Since $$z_n \in W_{0}^{1, q}$$, your only hope on estimating the integral of $$|\nabla z_n|^q$$ is to put it in $$L^1$$ and pull out an $$L^\infty$$ norm of the $$F$$ term: $$\int_{\Omega \setminus \Omega_{n,k}} |F(x, w_n, z_n)||w||\nabla z_n|^q \, dx \leq \|{z_n}\|_{W^{1 , q}}\sup_{x \in \Omega \setminus \Omega_{n, k}} |F(x, w_n(x), z_n(x))||w(x)|.$$ So to get a uniform bound we'd first need to know that the $$z_n$$'s are uniformly bounded in $$W^{1, q}$$, or at least that their gradients are bounded uniformly in $$L^q$$. Meanwhile the supremum term is finite for each $$k$$, since $$\Omega_{n,k}$$ is the set where $$w_n, z_n$$ are greater than $$k$$, but this bound potentially depends on $$k$$. Therefore we'd probably also need some assumptions on $$F$$'s $$L^\infty$$ behavior.

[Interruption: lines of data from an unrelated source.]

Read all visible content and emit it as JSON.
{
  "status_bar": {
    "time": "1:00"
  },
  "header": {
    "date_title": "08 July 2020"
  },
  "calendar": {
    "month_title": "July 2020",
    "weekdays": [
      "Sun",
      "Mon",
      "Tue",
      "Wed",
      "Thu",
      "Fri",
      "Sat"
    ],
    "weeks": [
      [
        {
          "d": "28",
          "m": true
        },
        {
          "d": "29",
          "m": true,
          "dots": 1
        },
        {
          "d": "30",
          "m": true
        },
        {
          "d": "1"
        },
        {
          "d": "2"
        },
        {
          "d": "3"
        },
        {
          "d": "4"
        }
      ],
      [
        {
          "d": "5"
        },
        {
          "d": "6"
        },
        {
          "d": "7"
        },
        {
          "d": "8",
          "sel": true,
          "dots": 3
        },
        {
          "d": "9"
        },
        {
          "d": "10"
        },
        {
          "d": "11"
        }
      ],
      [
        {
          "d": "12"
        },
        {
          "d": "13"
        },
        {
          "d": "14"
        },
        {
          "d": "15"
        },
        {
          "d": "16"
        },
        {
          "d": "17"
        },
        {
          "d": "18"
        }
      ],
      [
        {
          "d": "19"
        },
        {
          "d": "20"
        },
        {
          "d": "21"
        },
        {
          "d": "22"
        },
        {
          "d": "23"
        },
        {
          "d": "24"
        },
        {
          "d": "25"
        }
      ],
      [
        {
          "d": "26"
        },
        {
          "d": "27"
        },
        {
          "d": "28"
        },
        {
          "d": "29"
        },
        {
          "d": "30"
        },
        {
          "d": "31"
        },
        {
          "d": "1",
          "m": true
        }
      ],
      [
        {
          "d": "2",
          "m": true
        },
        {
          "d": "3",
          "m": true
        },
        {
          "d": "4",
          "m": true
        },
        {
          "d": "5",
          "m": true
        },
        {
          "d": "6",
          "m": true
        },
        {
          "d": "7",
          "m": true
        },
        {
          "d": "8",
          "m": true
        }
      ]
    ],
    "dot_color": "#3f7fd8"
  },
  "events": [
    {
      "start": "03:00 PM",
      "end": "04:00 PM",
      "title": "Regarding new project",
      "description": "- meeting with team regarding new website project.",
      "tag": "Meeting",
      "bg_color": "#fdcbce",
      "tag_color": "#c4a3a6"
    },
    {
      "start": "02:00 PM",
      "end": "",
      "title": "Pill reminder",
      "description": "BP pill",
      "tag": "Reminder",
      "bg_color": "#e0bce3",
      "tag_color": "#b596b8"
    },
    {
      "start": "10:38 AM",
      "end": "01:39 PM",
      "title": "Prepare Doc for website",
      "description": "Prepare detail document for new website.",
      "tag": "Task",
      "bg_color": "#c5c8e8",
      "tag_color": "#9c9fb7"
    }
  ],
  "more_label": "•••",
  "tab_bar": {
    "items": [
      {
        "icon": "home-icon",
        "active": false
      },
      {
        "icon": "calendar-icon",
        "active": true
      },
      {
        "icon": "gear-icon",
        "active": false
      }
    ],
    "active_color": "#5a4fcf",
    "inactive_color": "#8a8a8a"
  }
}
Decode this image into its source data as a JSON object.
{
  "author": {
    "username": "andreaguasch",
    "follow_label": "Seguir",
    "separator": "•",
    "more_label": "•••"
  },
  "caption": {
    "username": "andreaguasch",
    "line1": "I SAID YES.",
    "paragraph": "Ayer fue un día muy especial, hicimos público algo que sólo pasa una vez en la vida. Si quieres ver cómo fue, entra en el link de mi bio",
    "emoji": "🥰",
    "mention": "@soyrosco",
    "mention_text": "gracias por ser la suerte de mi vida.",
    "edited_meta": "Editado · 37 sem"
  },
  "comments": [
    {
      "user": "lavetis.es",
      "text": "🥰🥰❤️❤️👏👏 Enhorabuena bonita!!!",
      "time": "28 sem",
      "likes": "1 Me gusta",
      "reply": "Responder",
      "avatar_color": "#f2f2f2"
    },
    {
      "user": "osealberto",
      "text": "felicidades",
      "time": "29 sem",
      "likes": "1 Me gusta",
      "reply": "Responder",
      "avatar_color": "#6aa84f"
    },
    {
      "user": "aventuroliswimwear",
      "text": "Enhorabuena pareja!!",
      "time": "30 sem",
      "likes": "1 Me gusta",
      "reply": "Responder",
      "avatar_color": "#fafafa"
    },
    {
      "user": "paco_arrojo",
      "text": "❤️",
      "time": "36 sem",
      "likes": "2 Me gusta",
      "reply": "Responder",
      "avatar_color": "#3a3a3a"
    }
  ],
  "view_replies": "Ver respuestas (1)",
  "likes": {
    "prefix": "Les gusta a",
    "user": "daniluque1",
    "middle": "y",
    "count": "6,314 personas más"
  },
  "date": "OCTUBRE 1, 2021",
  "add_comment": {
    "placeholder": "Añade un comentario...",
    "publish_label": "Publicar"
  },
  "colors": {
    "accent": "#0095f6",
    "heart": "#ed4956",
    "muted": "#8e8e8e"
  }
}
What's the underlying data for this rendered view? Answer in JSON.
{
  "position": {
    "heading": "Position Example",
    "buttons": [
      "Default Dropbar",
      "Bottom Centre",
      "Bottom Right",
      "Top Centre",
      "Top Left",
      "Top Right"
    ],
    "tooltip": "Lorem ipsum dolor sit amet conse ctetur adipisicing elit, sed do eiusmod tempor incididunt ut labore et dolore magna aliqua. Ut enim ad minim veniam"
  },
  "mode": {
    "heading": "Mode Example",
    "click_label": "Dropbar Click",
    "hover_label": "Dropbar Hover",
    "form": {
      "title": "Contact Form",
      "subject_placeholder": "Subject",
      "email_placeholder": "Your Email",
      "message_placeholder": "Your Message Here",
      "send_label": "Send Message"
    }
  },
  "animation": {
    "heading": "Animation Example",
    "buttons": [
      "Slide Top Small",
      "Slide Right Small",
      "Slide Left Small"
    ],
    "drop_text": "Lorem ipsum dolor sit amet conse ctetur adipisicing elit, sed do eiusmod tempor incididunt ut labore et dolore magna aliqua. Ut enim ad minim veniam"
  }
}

If there are no such assumptions on $$F$$ or $$z_n$$, we can cook up a counterexample. Let $$F \equiv 1$$ and let $$w_n \equiv w \in W_0^{1, q}$$ be some smooth bump function. Then let $$z_n$$ be some sequence in $$W_0^{1, q}$$ such that $$\sup_{x \in \Omega} |z_n| \leq C$$ for all $$n$$, but such that $$\|\nabla z_n\|_{L^q} \to \infty$$ as $$n \to \infty$$ (for instance, on $$\mathbb{R}$$ we could let $$z_n$$ be something like $$\sin(nx)$$, perhaps a polygonal version of this). Then the integral above is always over all of $$\Omega$$ for $$k > C$$ and in fact it's equal to $$\int_{\Omega} |w(x)||\nabla z_n|^q\, dx.$$ So as long as we choose, say, $$w$$ to be equal to 1 on some set of large enough measure, this integral will go to infinity as $$n \to \infty$$.